Rohan Bullkin and the Shadows provides insights for critical conversations about some of the questions that are central to the University’s efforts to promote Equality, Diversity and Inclusion, as well as the need for and benefits of trauma-informed pedagogy. But these approaches will only lead to meaningful change if the University takes a bottom-up approach that engages seriously with the experiences of victims and survivors of various types of trauma.
Where can we purchase a copy?
Tell us about your University of Bradford experience
What brought you to UoB for your degree?
I became interested in studying at Bradford after participating in a peacebuilding conference in Rwanda in 2010. Even though the conference focused on geopolitics and state violence, I spent much of my time there thinking about the psychological impacts of familial and interpersonal conflicts. At Bradford, I did autoethnographic work on how storytelling and expressive writing can mitigate the effects of ACEs-induced psychological wounds.
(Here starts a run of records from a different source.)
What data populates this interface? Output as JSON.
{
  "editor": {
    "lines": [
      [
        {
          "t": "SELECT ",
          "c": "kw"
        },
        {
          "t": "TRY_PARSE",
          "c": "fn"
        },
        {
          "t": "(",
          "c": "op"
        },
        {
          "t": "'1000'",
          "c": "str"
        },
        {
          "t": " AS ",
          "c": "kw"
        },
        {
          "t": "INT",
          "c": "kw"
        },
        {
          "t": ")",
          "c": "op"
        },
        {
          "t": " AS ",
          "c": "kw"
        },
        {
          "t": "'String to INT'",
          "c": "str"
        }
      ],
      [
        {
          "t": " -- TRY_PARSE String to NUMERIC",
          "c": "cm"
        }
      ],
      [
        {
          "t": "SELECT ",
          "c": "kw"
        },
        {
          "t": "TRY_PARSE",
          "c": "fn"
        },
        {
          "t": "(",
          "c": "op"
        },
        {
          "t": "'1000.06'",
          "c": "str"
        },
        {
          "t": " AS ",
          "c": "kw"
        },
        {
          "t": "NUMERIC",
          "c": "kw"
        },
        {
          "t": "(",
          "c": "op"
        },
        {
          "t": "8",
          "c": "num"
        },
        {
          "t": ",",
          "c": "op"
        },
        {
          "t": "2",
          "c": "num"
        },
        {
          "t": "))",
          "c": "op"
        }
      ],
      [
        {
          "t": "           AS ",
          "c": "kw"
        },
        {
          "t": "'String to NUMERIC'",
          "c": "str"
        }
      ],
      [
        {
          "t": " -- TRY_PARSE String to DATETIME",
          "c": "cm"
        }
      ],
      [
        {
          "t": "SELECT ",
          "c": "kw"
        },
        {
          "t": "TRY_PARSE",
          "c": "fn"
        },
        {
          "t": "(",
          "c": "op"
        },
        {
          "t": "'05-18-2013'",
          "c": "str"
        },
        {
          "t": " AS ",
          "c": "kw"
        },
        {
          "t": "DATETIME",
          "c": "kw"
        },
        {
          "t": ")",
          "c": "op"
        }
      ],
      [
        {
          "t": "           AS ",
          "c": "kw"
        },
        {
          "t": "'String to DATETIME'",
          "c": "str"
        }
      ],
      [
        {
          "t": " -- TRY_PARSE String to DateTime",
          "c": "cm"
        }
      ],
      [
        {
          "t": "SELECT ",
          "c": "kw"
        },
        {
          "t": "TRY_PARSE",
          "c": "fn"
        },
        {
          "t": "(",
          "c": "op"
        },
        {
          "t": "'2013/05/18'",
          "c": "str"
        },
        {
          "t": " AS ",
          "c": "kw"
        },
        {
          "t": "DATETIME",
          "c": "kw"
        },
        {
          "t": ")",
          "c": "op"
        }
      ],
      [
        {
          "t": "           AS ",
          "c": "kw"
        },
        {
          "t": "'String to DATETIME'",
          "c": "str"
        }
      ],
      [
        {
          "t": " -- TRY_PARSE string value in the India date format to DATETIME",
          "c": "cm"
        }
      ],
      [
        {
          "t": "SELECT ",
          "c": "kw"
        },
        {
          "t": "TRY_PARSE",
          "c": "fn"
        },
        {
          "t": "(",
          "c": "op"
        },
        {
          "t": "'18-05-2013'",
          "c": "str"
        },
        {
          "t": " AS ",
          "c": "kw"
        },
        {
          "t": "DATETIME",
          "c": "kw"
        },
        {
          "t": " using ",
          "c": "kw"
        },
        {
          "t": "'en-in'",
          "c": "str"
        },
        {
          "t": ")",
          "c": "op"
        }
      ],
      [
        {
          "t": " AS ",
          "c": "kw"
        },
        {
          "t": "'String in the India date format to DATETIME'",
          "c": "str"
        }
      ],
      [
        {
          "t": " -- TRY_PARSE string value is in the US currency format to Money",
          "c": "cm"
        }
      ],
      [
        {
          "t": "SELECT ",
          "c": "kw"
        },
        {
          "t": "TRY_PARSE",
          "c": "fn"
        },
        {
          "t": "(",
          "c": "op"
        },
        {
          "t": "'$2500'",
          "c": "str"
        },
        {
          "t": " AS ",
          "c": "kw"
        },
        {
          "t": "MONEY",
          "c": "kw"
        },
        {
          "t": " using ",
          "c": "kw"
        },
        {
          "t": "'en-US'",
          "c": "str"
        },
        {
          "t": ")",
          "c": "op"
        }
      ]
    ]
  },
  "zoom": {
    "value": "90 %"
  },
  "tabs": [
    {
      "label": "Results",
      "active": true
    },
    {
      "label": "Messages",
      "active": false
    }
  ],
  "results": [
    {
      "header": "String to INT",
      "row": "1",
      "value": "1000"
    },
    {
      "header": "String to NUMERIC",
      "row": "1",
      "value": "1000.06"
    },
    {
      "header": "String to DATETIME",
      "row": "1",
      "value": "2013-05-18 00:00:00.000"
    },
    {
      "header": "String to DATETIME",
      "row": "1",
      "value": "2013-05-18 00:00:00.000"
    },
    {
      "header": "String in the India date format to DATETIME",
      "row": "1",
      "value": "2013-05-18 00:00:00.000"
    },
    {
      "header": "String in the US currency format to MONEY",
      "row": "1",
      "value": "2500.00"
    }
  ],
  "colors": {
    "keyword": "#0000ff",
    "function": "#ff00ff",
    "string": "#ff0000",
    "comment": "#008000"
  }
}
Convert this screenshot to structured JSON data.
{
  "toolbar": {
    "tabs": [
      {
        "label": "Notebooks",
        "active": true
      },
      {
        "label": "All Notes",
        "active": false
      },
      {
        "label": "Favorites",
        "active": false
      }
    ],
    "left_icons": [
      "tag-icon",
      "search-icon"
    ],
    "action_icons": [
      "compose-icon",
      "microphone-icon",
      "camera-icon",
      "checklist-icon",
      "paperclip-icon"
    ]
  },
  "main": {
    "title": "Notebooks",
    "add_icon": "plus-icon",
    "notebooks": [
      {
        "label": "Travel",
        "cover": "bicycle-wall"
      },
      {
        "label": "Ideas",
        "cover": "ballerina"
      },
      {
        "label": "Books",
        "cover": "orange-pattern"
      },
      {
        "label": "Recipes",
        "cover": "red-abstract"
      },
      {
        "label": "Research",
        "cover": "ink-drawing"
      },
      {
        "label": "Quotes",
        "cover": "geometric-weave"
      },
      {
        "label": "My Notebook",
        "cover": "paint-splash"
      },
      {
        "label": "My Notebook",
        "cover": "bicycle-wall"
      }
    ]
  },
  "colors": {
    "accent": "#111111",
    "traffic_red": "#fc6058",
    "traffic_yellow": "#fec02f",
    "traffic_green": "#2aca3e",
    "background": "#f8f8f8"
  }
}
In my dissertation, I wrote about the extreme poverty and abuse I endured as a child, about why I was sub-literate up to the age of 12, and about being forced by my family to live on my own from 14-17. I analysed my traumatic childhood against a backdrop of tangled cultural narratives and histories. My in-depth reading and writing helped me to clarify many harrowing memories. I now have a profound appreciation of my traumatic ordeals, including my own history of aggression and violence. The Bradford experience transformed my life. I’m now healthier and more productive than at any other time in the last eighteen years.
Do you have any special memories from your time in Bradford?
My first children’s book Tata and the Big Bad Bull was published a few months after I started my studies. In June 2018, I launched Tata at the Bradford Literature Festival. I felt honoured to represent the University in this way and for the opportunities to learn from upcoming and established writers.
Advice for aspiring authors
What advice would you give others who are considering writing a book?
Read Anne Lamott’s essay Shitty First Drafts and then listen to Creative Breakthroughs – Ta-Nehisi Coates’ brief interview with The Atlantic. To excel at writing (and life in general) you need to have a good grasp of what ‘draft’ means and embrace it with humility and courage. In his 1984 interview in The Paris Review James Baldwin said a writer’s natural talent is not as important as his/her commitment and persistence. Read, write and rewrite. Persist.